BEGIN RECORDS SUPPLIED

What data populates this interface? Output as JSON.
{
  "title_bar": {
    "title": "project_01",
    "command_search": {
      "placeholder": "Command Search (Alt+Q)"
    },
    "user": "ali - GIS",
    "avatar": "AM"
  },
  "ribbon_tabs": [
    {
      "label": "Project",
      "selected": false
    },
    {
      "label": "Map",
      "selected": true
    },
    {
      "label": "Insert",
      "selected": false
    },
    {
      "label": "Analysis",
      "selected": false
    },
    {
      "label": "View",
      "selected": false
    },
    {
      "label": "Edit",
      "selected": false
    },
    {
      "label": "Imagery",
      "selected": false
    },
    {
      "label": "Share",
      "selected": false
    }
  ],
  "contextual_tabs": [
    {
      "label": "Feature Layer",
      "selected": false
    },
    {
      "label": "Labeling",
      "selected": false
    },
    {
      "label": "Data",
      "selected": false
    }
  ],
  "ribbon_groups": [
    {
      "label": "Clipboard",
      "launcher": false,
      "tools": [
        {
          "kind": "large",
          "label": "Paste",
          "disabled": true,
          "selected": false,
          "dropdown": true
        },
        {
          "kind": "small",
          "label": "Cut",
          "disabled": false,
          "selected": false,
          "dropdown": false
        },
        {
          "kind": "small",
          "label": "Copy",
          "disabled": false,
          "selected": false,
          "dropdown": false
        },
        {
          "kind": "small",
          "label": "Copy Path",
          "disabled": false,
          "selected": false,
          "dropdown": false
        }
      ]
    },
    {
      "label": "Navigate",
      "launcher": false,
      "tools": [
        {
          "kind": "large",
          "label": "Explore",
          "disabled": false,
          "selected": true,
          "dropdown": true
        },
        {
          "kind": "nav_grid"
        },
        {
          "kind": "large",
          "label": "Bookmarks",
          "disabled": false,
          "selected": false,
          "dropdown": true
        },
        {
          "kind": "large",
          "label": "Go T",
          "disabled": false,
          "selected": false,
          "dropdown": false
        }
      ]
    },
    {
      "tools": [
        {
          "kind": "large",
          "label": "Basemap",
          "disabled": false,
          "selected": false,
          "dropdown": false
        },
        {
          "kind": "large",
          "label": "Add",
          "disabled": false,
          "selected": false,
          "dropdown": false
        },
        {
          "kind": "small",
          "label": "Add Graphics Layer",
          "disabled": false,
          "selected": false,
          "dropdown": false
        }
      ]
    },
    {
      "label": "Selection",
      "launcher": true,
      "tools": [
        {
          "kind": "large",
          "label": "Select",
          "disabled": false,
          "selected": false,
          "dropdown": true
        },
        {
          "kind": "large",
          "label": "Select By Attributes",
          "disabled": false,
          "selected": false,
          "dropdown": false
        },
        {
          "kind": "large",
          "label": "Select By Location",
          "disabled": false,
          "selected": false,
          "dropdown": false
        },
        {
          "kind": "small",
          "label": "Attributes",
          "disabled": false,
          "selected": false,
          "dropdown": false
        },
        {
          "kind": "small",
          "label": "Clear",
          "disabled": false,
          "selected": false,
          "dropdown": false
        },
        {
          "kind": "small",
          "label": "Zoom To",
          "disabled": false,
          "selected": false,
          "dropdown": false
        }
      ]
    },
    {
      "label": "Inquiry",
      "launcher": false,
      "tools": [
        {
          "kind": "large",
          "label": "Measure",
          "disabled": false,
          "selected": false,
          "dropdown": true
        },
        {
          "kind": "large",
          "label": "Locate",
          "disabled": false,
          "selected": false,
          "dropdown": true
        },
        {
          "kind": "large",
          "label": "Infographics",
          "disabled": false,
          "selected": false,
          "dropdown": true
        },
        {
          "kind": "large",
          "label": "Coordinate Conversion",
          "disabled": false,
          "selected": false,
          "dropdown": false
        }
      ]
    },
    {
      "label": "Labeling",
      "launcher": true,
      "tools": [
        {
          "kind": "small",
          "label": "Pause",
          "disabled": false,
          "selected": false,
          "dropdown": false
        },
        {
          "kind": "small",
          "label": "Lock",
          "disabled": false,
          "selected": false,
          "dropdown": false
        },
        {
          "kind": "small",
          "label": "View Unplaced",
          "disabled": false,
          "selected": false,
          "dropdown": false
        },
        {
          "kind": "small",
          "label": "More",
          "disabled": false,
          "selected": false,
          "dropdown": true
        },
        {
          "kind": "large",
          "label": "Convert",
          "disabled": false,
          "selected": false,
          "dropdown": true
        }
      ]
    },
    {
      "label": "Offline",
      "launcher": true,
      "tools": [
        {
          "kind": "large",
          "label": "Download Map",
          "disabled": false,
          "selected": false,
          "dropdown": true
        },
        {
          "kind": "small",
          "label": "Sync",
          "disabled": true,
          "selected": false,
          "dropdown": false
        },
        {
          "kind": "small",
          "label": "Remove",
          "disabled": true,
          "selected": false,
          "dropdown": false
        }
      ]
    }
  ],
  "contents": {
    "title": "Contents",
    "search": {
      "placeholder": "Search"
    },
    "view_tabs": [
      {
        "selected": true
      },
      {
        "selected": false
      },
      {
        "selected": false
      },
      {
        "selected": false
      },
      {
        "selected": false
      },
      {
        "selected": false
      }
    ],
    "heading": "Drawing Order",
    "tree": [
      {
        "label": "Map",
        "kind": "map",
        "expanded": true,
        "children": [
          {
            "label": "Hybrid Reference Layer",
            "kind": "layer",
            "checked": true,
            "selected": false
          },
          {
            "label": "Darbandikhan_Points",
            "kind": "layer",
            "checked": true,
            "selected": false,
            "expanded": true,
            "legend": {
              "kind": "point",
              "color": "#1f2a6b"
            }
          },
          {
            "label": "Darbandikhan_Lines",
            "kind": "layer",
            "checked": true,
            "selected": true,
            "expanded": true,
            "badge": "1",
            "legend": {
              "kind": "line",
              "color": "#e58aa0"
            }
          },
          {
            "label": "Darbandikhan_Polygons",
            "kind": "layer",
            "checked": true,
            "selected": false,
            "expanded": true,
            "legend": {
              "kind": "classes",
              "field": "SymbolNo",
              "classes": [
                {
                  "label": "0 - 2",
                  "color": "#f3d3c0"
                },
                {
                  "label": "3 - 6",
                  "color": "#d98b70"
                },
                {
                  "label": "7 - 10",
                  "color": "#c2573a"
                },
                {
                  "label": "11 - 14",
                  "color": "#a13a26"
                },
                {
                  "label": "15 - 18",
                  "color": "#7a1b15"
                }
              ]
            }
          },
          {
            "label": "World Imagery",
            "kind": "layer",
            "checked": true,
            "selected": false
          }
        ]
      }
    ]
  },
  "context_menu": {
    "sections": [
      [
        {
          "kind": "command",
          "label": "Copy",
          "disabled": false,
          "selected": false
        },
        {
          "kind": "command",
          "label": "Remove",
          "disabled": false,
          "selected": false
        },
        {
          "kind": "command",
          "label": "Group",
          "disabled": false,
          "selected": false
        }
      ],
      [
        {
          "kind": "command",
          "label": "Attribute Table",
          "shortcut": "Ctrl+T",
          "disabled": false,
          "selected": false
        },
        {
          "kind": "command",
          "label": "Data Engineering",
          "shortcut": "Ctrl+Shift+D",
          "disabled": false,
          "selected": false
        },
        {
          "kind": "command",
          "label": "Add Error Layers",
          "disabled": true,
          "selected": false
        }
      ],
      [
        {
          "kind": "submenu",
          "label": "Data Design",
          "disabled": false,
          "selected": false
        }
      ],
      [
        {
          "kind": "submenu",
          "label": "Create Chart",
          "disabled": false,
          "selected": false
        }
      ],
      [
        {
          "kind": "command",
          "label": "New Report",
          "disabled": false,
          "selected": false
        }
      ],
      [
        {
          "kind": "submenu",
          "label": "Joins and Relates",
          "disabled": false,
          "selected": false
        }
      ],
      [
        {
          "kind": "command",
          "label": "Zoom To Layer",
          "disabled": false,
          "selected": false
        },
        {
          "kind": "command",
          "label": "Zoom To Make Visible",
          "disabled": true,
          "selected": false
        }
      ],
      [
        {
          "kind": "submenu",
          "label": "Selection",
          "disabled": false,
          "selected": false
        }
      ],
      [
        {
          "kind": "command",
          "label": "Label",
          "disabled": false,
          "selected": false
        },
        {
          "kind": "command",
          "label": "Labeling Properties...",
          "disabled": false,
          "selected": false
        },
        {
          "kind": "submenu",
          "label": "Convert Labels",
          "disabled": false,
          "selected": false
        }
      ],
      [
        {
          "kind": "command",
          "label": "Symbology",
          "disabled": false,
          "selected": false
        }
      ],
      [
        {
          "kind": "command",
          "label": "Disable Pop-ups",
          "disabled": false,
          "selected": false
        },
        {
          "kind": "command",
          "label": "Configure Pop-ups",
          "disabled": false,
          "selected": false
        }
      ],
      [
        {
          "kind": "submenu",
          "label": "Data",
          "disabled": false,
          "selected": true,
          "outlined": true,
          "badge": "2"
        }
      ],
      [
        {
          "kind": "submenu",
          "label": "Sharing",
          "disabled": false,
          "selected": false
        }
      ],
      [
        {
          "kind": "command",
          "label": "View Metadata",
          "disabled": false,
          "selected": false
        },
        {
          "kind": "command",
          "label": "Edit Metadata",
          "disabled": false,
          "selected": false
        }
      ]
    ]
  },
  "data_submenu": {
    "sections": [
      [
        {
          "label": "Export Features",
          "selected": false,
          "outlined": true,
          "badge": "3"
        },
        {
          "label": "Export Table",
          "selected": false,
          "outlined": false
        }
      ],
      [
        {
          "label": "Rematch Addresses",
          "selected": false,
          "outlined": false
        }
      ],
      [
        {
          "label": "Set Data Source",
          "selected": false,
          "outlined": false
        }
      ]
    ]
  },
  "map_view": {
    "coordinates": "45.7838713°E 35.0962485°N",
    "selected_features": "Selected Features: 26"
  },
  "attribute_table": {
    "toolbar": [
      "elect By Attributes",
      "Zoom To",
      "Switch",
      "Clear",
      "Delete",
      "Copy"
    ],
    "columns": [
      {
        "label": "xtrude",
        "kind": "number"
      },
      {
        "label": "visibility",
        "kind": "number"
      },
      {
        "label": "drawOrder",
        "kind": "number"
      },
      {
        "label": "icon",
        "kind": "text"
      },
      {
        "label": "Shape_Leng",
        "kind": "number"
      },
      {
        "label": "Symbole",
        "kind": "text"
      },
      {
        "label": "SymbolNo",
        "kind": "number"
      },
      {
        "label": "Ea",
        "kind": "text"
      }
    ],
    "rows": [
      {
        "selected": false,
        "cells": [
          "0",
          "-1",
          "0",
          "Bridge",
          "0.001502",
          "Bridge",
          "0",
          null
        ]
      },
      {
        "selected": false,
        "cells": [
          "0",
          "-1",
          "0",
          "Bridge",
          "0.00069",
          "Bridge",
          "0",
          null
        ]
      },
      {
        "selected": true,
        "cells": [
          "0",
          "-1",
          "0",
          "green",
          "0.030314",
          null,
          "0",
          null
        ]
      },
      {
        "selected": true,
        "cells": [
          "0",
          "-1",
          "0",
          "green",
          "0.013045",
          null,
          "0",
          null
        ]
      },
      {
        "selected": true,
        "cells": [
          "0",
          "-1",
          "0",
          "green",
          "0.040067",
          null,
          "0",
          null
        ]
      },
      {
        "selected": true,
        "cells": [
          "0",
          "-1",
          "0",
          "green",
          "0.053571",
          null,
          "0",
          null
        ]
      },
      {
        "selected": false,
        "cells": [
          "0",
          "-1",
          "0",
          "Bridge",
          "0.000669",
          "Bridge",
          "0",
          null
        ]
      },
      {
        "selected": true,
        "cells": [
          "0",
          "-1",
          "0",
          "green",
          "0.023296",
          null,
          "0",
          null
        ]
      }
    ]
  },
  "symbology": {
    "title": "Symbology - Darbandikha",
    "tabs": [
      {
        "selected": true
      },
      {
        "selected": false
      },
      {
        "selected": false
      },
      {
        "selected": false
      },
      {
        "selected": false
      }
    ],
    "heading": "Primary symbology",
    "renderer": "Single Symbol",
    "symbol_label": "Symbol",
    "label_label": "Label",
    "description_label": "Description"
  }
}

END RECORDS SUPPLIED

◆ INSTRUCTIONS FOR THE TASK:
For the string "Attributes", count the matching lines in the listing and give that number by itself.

◆ YOUR RESPONSE:
3